Interdisciplinary inquiry or integrative learning is officially defined by AIS as "a process of answering a question, solving a problem, or addressing a topic that is too broad or complex to be dealt with adequately by a single discipline or profession." In redesigning the general education program in 1998 (i.e. "core curriculum"), faculty at West Georgia sought to incorporate this approach to learning and understanding for all students. This transformation of the curriculum is not new to West Georgia since the majority of institutions of higher learning now require some sort of interdisciplinary coursework.
What is comforting to know is that we have faired well in our own transformation. A new AIS document, Accreditation Standards for Interdisciplinary General Education, was recently applied to our diverse group of courses known as the XIDS curriculum, making West Georgia one of the first institutions in the country to assess their interdisciplinary work according to these national standards. Our faculty assessment committee found that overall, the curriculum offered a good number of options for students, with topic driven courses ranging from "What do you really know about Africa?" to "The Fin de Siecle in Germany and Austria." Additionally, the science core offers two XIDS courses, "Science Foundations" which integrates the study of Biology, Chemistry, GeoSciences and Physics, and "Environmental Studies/Science" which compliments our new interdisciplinary major in Environmental Studies/Science. These types of curriculum were cited as meeting national standards as well as setting the standard for "future integrative offerings in the College and University." Future goals were noted as including the development of even more upper level interdisciplinary courses.

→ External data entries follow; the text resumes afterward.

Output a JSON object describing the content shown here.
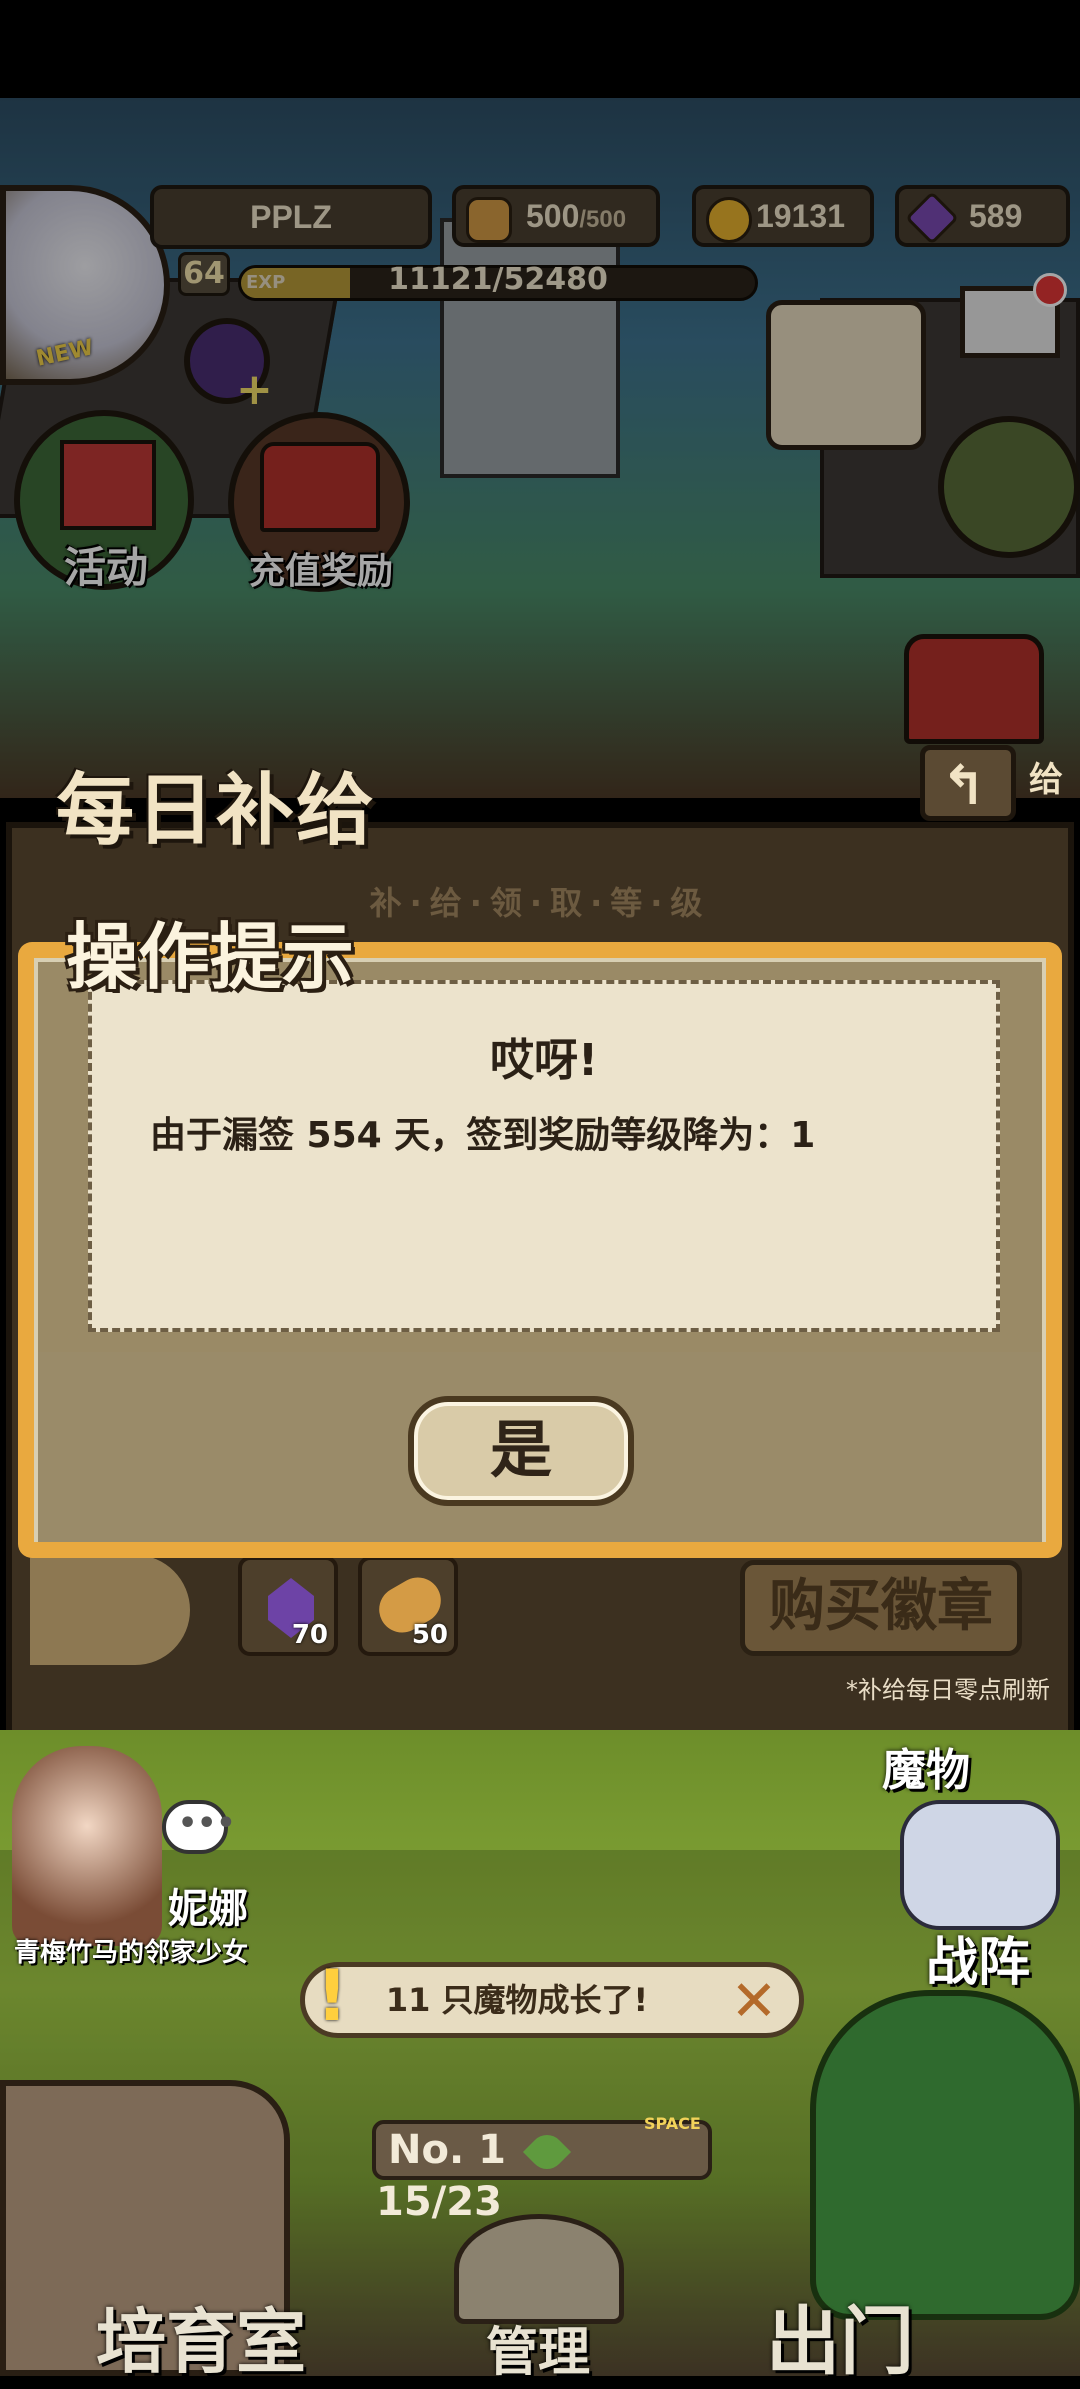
{
  "hud": {
    "player_name": "PPLZ",
    "level": "64",
    "new_tag": "NEW",
    "exp_label": "EXP",
    "exp_value": "11121/52480",
    "exp_progress": 0.212,
    "bread_current": "500",
    "bread_max": "/500",
    "gold": "19131",
    "gems": "589"
  },
  "menu": {
    "activity": "活动",
    "recharge_reward": "充值奖励"
  },
  "daily_supply": {
    "title": "每日补给",
    "back_label": "给",
    "subtitle": "补·给·领·取·等·级",
    "rewards": [
      {
        "icon": "gem-icon",
        "count": "70"
      },
      {
        "icon": "bread-icon",
        "count": "50"
      }
    ],
    "buy_badge": "购买徽章",
    "refresh_note": "*补给每日零点刷新"
  },
  "dialog": {
    "title": "操作提示",
    "heading": "哎呀!",
    "message": "由于漏签 554 天，签到奖励等级降为：1",
    "yes_button": "是"
  },
  "bottom": {
    "character_name": "妮娜",
    "character_desc": "青梅竹马的邻家少女",
    "notice": "11 只魔物成长了!",
    "rank_label": "No. 1",
    "space_label": "SPACE",
    "space_value": "15/23",
    "monster": "魔物",
    "formation": "战阵",
    "tabs": [
      "培育室",
      "管理",
      "出门"
    ]
  },
  "colors": {
    "dialog_border": "#e9a93f",
    "paper": "#ece3cc",
    "panel": "#3c3020"
  }
}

The scope of XIDS offerings was cited by the assessment committee as a positive aspect of the new core curriculum, noting that "faculty members involved in interdisciplinary activities reflects a continued growth and members from almost every department under the College of Arts and Sciences either offer interdisciplinary courses or have submitted proposals." Faculty obviously enjoy creating and teaching these courses which often allow them more opportunity to elaborate on their research areas while engaged in core teaching. In addition, this early exposure to faculty research expertise is important to students as well, since it can naturally lead one to involvement in undergraduate research in later years.
Our recent process of assessing the XIDS curriculum is in itself intricately linked to the spirit of the liberal arts. Most of the literature on defining liberal arts education regards faculty governance, leadership, and dialogue as the foundation of a strong liberal arts environment. Certainly the faculty charged with establishing this new curriculum at West Georgia reflects this standard. Another basic principle of general education and in turn, of true liberal arts learning is that of fluidity. 1994 study by the Association of American Colleges regarding general education specifically cites that "strong general education programs are designed so that they will continue to evolve." The topic-driven nature of our XIDS curriculum insures that this principle is highly valued at West Georgia. Each year, new topics are added to the core, providing students myriad options for academic inquiry.

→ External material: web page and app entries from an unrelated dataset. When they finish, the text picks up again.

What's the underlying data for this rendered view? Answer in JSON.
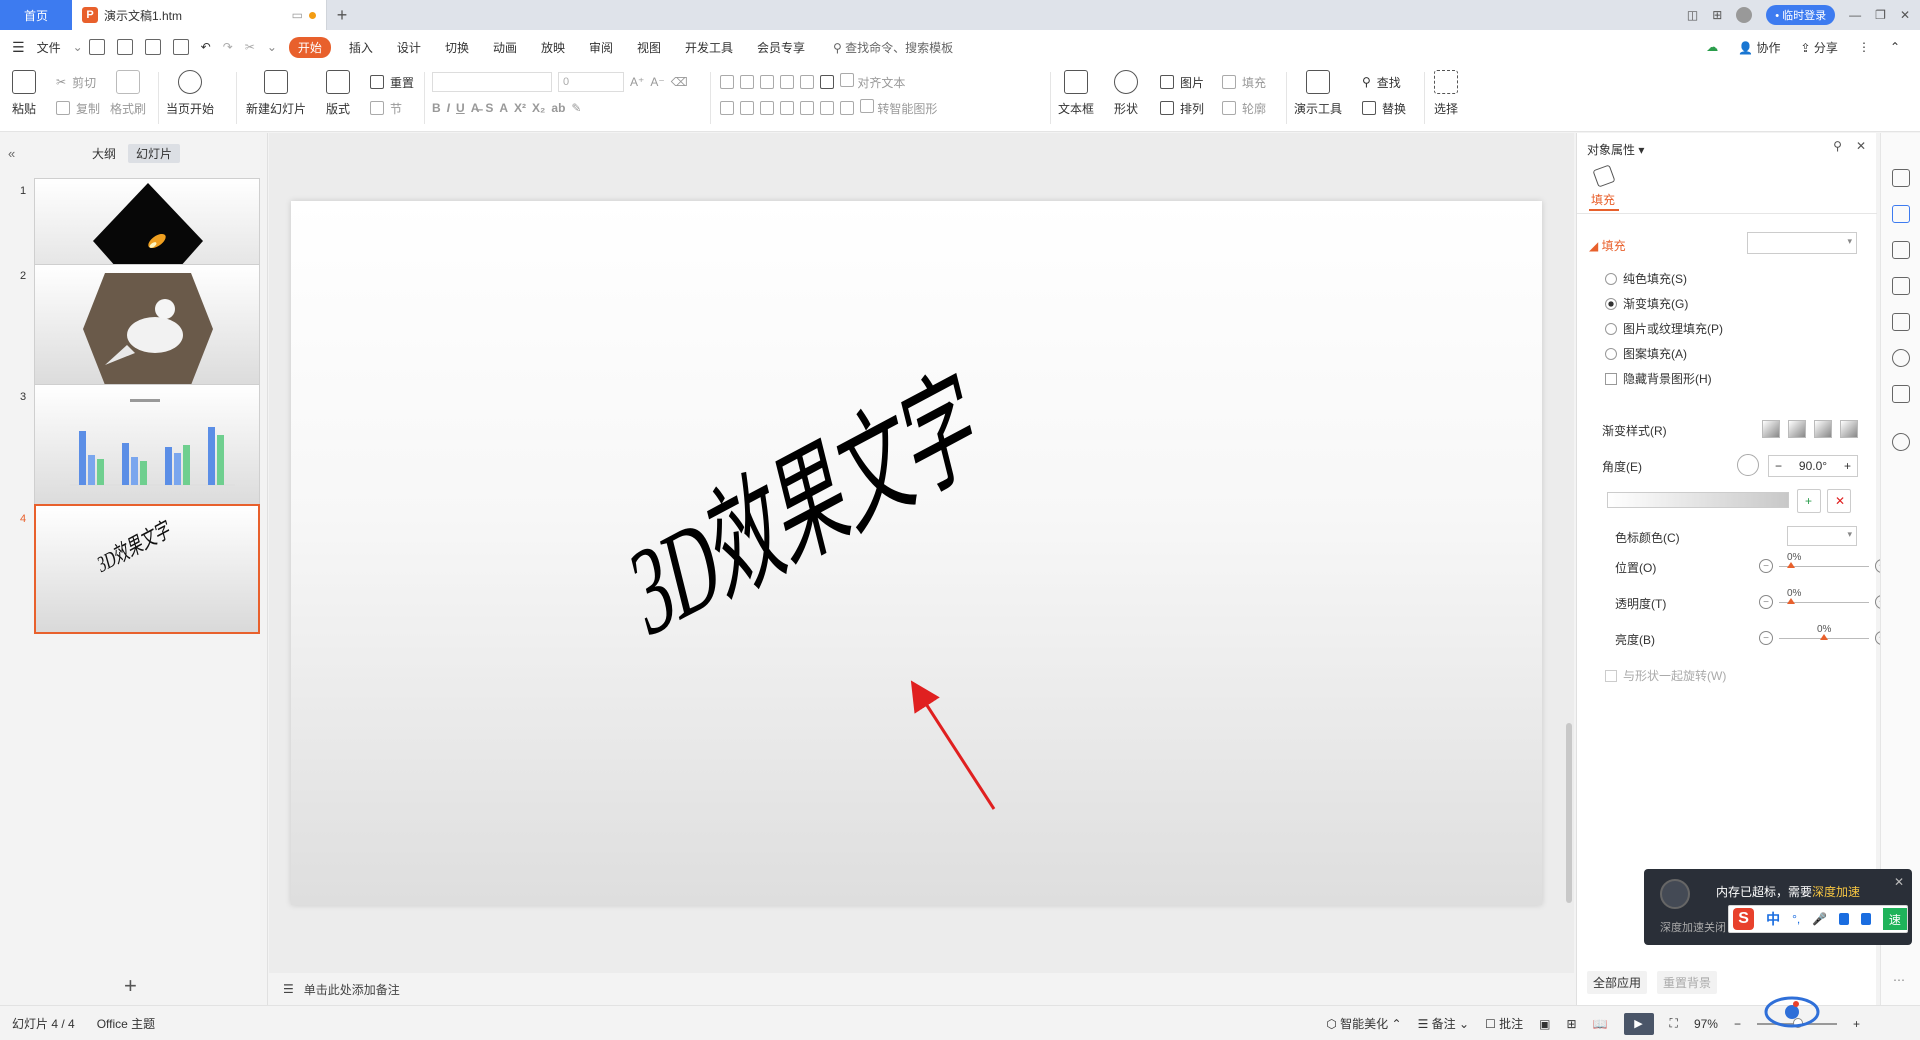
{
  "titlebar": {
    "home_tab": "首页",
    "doc_tab": "演示文稿1.htm",
    "login_button": "• 临时登录"
  },
  "menubar": {
    "file": "文件",
    "items": [
      "开始",
      "插入",
      "设计",
      "切换",
      "动画",
      "放映",
      "审阅",
      "视图",
      "开发工具",
      "会员专享"
    ],
    "active_index": 0,
    "search_placeholder": "查找命令、搜索模板",
    "collab": "协作",
    "share": "分享"
  },
  "ribbon": {
    "paste": "粘贴",
    "cut": "剪切",
    "copy": "复制",
    "format_painter": "格式刷",
    "slideshow_from_current": "当页开始",
    "new_slide": "新建幻灯片",
    "layout": "版式",
    "reset": "重置",
    "section": "节",
    "font_size": "0",
    "align_text": "对齐文本",
    "smartart": "转智能图形",
    "textbox": "文本框",
    "shape": "形状",
    "picture": "图片",
    "arrange": "排列",
    "fill": "填充",
    "outline": "轮廓",
    "present_tools": "演示工具",
    "find": "查找",
    "replace": "替换",
    "select": "选择"
  },
  "left_panel": {
    "tab_outline": "大纲",
    "tab_slides": "幻灯片",
    "slide_numbers": [
      "1",
      "2",
      "3",
      "4"
    ],
    "selected_slide": 4,
    "thumb4_text": "3D效果文字"
  },
  "slide": {
    "text": "3D效果文字"
  },
  "notes_placeholder": "单击此处添加备注",
  "right_panel": {
    "title": "对象属性",
    "tab_fill": "填充",
    "section_fill": "填充",
    "options": [
      "纯色填充(S)",
      "渐变填充(G)",
      "图片或纹理填充(P)",
      "图案填充(A)"
    ],
    "selected_option": 1,
    "hide_bg": "隐藏背景图形(H)",
    "gradient_style": "渐变样式(R)",
    "angle_label": "角度(E)",
    "angle_value": "90.0°",
    "stop_color": "色标颜色(C)",
    "position": "位置(O)",
    "position_value": "0%",
    "transparency": "透明度(T)",
    "transparency_value": "0%",
    "brightness": "亮度(B)",
    "brightness_value": "0%",
    "rotate_with_shape": "与形状一起旋转(W)",
    "apply_all": "全部应用",
    "reset_bg": "重置背景"
  },
  "popup": {
    "message_prefix": "内存已超标，需要",
    "message_link": "深度加速",
    "sub": "深度加速关闭"
  },
  "ime": {
    "zh": "中",
    "green_btn": "速"
  },
  "statusbar": {
    "slide_count": "幻灯片 4 / 4",
    "theme": "Office 主题",
    "beautify": "智能美化",
    "notes": "备注",
    "comments": "批注",
    "zoom": "97%"
  },
  "colors": {
    "accent": "#e8602c",
    "title_blue": "#3d7bf0",
    "arrow_red": "#e02020"
  }
}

Our undergraduate curriculum also reveals good practice in its fostering of multicultural understanding, which being a tenant of our institutional mission, is yet another healthy sign of solid liberal arts approach. Several core courses under the auspices of our XIDS Arts and Ideas template provide study abroad components; a rarity for sophomore level coursework. These courses not only enhance student's understanding of a given topic (e.g. Cuba or Martinique) but pay attention to nurturing the experiential growth of an educated person: the ultimate goal of the liberal arts.

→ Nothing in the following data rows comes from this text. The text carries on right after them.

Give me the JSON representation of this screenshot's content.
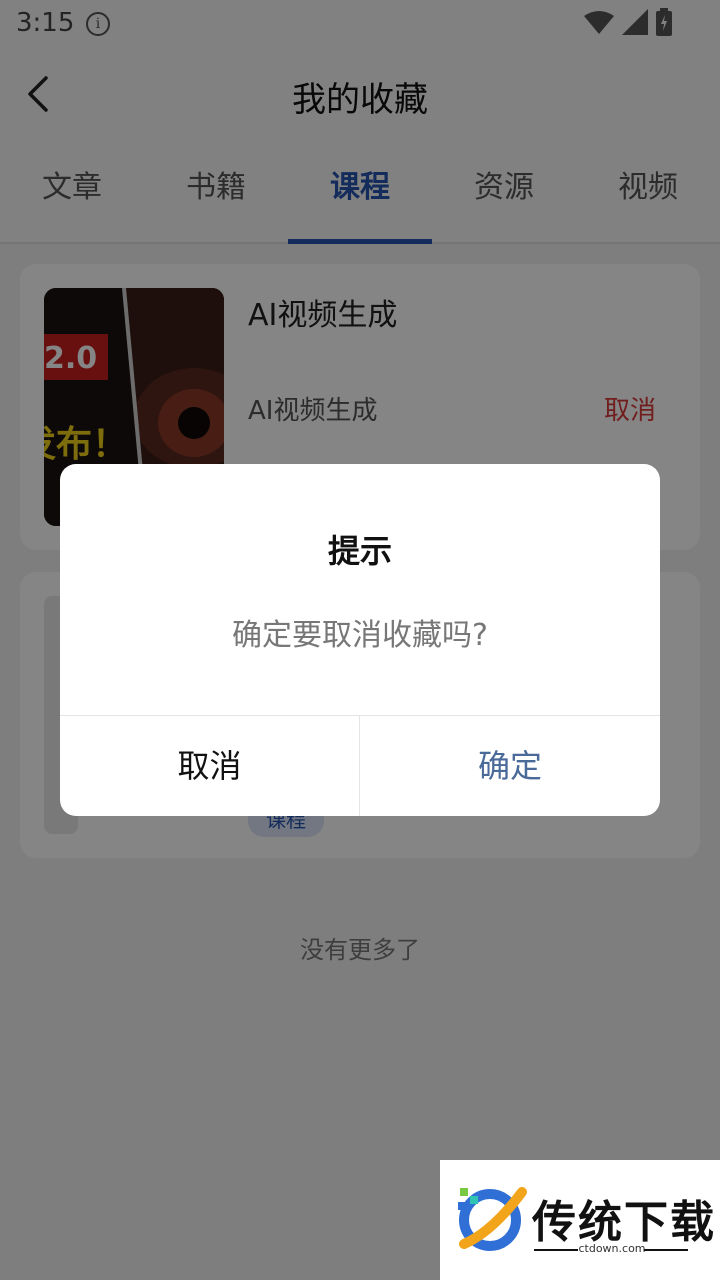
{
  "status": {
    "time": "3:15"
  },
  "header": {
    "title": "我的收藏"
  },
  "tabs": [
    {
      "label": "文章",
      "active": false
    },
    {
      "label": "书籍",
      "active": false
    },
    {
      "label": "课程",
      "active": true
    },
    {
      "label": "资源",
      "active": false
    },
    {
      "label": "视频",
      "active": false
    }
  ],
  "items": [
    {
      "title": "AI视频生成",
      "subtitle": "AI视频生成",
      "action": "取消",
      "thumb_text_badge": "2.0",
      "thumb_text_caption": "发布！"
    },
    {
      "tag": "课程"
    }
  ],
  "footer": {
    "no_more": "没有更多了"
  },
  "dialog": {
    "title": "提示",
    "message": "确定要取消收藏吗?",
    "cancel": "取消",
    "confirm": "确定"
  },
  "watermark": {
    "name": "传统下载",
    "url": "ctdown.com"
  },
  "colors": {
    "accent": "#2855b0",
    "danger": "#d93a3a",
    "confirm": "#4a6a99"
  }
}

Our recent strategies in undergraduate curriculum like interdisciplinary learning prove that we are ready to assess and monitor ourselves when it comes to curricular development. Just this past year, a university-wide faculty subcommittee was formally established to maintain an on-going review of issues related to the core. This new focus on the core will only strengthen the courses we offer and continue to connect our students, as well as our faculty, to the spirit of liberal arts learning.